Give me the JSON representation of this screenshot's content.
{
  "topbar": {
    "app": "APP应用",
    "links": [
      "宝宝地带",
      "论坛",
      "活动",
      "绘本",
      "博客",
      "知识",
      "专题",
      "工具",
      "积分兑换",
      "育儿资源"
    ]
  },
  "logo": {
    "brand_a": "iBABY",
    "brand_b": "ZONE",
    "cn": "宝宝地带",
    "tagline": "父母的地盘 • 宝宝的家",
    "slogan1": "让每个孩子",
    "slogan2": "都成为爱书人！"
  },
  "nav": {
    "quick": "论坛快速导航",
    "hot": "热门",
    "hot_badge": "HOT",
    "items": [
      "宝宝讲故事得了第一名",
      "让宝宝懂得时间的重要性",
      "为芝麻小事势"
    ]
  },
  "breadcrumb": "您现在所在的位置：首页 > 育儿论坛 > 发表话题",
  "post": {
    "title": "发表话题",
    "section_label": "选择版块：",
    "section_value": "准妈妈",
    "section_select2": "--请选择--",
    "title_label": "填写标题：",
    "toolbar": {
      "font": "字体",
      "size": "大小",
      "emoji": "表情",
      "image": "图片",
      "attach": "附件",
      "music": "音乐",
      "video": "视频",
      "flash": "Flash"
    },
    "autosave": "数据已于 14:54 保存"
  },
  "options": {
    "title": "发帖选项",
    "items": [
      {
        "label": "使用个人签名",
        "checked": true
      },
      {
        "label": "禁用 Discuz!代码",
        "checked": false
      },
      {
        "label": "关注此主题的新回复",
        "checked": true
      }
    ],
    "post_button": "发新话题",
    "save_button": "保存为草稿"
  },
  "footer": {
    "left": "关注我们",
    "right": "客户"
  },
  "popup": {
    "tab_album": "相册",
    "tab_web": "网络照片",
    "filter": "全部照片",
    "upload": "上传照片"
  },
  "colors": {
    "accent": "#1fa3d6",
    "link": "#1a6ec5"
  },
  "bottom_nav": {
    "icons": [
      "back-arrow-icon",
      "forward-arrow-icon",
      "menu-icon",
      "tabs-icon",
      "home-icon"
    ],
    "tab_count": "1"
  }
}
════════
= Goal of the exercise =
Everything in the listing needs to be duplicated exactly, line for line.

= Final answer =
Give me the JSON representation of this screenshot's content.
{
  "topbar": {
    "app": "APP应用",
    "links": [
      "宝宝地带",
      "论坛",
      "活动",
      "绘本",
      "博客",
      "知识",
      "专题",
      "工具",
      "积分兑换",
      "育儿资源"
    ]
  },
  "logo": {
    "brand_a": "iBABY",
    "brand_b": "ZONE",
    "cn": "宝宝地带",
    "tagline": "父母的地盘 • 宝宝的家",
    "slogan1": "让每个孩子",
    "slogan2": "都成为爱书人！"
  },
  "nav": {
    "quick": "论坛快速导航",
    "hot": "热门",
    "hot_badge": "HOT",
    "items": [
      "宝宝讲故事得了第一名",
      "让宝宝懂得时间的重要性",
      "为芝麻小事势"
    ]
  },
  "breadcrumb": "您现在所在的位置：首页 > 育儿论坛 > 发表话题",
  "post": {
    "title": "发表话题",
    "section_label": "选择版块：",
    "section_value": "准妈妈",
    "section_select2": "--请选择--",
    "title_label": "填写标题：",
    "toolbar": {
      "font": "字体",
      "size": "大小",
      "emoji": "表情",
      "image": "图片",
      "attach": "附件",
      "music": "音乐",
      "video": "视频",
      "flash": "Flash"
    },
    "autosave": "数据已于 14:54 保存"
  },
  "options": {
    "title": "发帖选项",
    "items": [
      {
        "label": "使用个人签名",
        "checked": true
      },
      {
        "label": "禁用 Discuz!代码",
        "checked": false
      },
      {
        "label": "关注此主题的新回复",
        "checked": true
      }
    ],
    "post_button": "发新话题",
    "save_button": "保存为草稿"
  },
  "footer": {
    "left": "关注我们",
    "right": "客户"
  },
  "popup": {
    "tab_album": "相册",
    "tab_web": "网络照片",
    "filter": "全部照片",
    "upload": "上传照片"
  },
  "colors": {
    "accent": "#1fa3d6",
    "link": "#1a6ec5"
  },
  "bottom_nav": {
    "icons": [
      "back-arrow-icon",
      "forward-arrow-icon",
      "menu-icon",
      "tabs-icon",
      "home-icon"
    ],
    "tab_count": "1"
  }
}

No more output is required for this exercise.